The next day was an uneventful walk through steep zigzagging paths from Salanfe at 7,000ft to Martigny at 1,000ft. Perhaps the 'stand-out' memory from the day was an unusual demonstration of Swiss neutrality. While ambling along a track that sloped past a mountian village, Andy called out to me from behind, "Check out that dude in his garden with an air-rifle!" Spotting him, I replied "Yeah look- He's watching us through his 'scope." Barely had the words escaped my lips, when a shot rang out and a bullet thumped into the tree trunk between us. Not used to conflict situations, we followed the least advisable course of action. We stopped dead in our tracks, turned round, and hurled abuse. As he reloaded, we saw a potentially fatal flaw in our handling of the situation, and maintaining discipline under fire, whilest slow-marching out of air-rifle range, we sang 'Jerusalem' at the tops of our voices. It wasn't until afterwards that we realised that this must have been the first time in history that the Swiss had opened fire on the Red Cross.
We are now relaxing tired but unscathed in Martigny, collecting maps for our next three days at the end of which we hope to be in Italy.

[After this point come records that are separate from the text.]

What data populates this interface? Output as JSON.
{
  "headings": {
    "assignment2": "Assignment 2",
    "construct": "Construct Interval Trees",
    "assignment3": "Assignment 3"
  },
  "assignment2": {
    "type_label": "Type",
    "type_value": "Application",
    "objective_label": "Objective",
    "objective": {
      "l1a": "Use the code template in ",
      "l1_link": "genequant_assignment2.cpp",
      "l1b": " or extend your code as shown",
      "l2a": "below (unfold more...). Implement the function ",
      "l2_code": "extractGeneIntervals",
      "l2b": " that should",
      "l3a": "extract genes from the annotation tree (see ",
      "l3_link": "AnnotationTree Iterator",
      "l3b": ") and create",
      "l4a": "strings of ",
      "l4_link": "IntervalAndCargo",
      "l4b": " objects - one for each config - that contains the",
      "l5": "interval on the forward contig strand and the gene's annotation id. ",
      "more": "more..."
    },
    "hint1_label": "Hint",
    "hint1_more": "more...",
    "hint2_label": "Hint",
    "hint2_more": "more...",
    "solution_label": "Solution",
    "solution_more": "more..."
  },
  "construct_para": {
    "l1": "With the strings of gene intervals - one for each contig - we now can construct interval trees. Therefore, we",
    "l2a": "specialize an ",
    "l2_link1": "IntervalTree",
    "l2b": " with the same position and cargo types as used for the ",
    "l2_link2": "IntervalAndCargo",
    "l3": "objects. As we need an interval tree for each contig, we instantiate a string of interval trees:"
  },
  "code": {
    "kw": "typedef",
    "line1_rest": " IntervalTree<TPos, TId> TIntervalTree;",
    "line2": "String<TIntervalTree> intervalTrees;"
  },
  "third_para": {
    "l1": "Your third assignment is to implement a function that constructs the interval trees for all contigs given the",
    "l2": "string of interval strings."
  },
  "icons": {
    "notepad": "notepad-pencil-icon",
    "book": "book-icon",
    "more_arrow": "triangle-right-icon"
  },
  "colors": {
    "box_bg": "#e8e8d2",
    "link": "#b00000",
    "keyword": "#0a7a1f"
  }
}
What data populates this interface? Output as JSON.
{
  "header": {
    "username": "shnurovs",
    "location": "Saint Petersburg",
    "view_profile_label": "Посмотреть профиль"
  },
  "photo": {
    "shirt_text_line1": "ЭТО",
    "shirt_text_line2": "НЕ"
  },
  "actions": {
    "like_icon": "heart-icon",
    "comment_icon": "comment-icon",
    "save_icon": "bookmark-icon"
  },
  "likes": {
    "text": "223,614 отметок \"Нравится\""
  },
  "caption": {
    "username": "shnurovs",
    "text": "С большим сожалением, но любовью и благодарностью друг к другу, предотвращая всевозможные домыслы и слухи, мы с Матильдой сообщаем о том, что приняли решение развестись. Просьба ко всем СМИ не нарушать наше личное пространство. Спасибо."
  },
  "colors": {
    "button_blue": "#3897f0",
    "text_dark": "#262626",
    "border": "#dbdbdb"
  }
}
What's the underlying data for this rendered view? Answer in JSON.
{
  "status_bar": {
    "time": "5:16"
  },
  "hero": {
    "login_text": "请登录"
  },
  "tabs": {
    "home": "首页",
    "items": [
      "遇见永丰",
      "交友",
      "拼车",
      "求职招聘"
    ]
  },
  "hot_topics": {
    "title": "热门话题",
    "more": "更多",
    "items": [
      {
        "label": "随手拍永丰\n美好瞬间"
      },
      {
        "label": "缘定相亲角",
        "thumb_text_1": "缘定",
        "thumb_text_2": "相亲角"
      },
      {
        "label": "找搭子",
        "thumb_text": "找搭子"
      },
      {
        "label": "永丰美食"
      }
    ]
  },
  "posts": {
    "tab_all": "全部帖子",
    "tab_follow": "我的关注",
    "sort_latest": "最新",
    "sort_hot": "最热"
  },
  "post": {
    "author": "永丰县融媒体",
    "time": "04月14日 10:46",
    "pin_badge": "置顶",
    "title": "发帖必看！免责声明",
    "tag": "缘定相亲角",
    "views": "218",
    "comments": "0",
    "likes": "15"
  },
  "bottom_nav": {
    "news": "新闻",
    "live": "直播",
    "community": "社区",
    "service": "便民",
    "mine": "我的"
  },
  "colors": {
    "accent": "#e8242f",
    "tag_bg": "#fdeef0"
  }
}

Keep the emails, text messages, and most importantly donations coming. They are all much appreciated.
Paddy and Andy